But perhaps the most interesting part is the author’s thoughts on Christian Communism as it relates to the performance. They speak of the performance as a “splendid exhibition of unity, and of difference in unity.” Their remarks center around one specific idea, that each musician is bound to a sense of togetherness, in that each part of the music is essential to creating the whole sound. The author remarks on hearing the orchestra producing one whole sound, as if it was coming only from one instrument, which they relate to Christian Communisim by saying, “In all this was represented the harmonizing of different gifts in the church.” The author remarks that thousands of people attended this concert, each presumably leaving the venue with different thoughts on the concert they just heard. Who knows how many of them would have left making connections to Christian Communism, and how many would have heard the same unity and, well, communism in the harmonies of the music that this author did?

1“Music in the Crystal Palace.” Circular (1851-1870), Jun 17, 1854. https://www.proquest.com/newspapers/music-crystal-palace/docview/137665576/se-2.

2 Henry Raine, “What was the New York Crystal Palace, and where was it located?,” New York Historical Society Museum and Library, January 12, 2012, video, 1:00, https://www.nyhistory.org/community/new-yorks-crystal-palace

3 Music Division, The New York Public Library. “The fireman’s quadrille” New York Public Library Digital Collections. Accessed October 4, 2022. https://digitalcollections.nypl.org/items/510d47e2-cf65-a3d9-e040-e00a18064a99

The Gospel Truth

The men and women who stepped in chains from the slave ships were musical people who were used to expressing intense emotions, beliefs, and ideas into song. Sold into hard work, poverty and oppression in America, they turned to songs for solace, singing of hardship and with passion, a tradition that had been long familiar to their race.
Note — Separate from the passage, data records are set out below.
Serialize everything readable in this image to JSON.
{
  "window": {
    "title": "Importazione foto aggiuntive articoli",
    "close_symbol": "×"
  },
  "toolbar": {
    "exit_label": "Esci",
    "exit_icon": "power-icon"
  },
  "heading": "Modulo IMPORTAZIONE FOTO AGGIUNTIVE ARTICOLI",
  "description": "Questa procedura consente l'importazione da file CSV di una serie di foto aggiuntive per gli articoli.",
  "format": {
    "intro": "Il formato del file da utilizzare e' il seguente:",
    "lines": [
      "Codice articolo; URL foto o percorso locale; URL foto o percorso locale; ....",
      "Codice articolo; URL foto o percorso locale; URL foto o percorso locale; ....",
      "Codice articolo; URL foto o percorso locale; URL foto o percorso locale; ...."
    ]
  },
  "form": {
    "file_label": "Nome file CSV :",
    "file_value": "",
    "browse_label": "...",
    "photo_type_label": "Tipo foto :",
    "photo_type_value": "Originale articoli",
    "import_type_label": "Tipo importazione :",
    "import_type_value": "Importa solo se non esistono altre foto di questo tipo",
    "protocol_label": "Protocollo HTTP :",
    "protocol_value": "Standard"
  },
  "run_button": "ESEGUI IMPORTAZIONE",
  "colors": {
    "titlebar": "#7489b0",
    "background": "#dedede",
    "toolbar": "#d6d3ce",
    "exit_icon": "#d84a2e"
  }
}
Their songs summarized their beliefs of salvation, expressing in broken words the genuine spiritual realities of a world unseen, the world of Christian virtues: forgiveness, hope, faith, love, endurance, eternal life, holiness. Although, how deeply the religious spirit permeated these songs is not always forthcoming. The same is to be said about a feeling of triumph heard through the songs.

The lyrics from the song “I couldn’t hear nobody pray” are a good example of the text turning from mourning trials to an ultimate triumph.

Screen Shot 2015-02-25 at 4.02.41 PM

Figure 1.

 

Hear “I couldn’t hear nobody pray”: http://www.loc.gov/jukebox/recordings/detail/id/1798/

In spite of trials, the underlying moral and strength can be seen. King speaks of the emotion that the text in spirituals conveys saying that “however mournful and depressing the opening lines are, there is almost always a note of triumph before the song is done.”

Screen Shot 2015-02-25 at 3.38.13 PM

Figure 2.

Spirituals became a solvent for a race’s healing from bitterness and pain, but also fed them with joy and determination.

 

 

Figure 1, 2: King, W. J. (1931, 05). The negro spirituals and the hebrew psalms. The Methodist Review (1885-1931), 47, 318. Retrieved from http://search.proquest.com/docview/136470904?accountid=351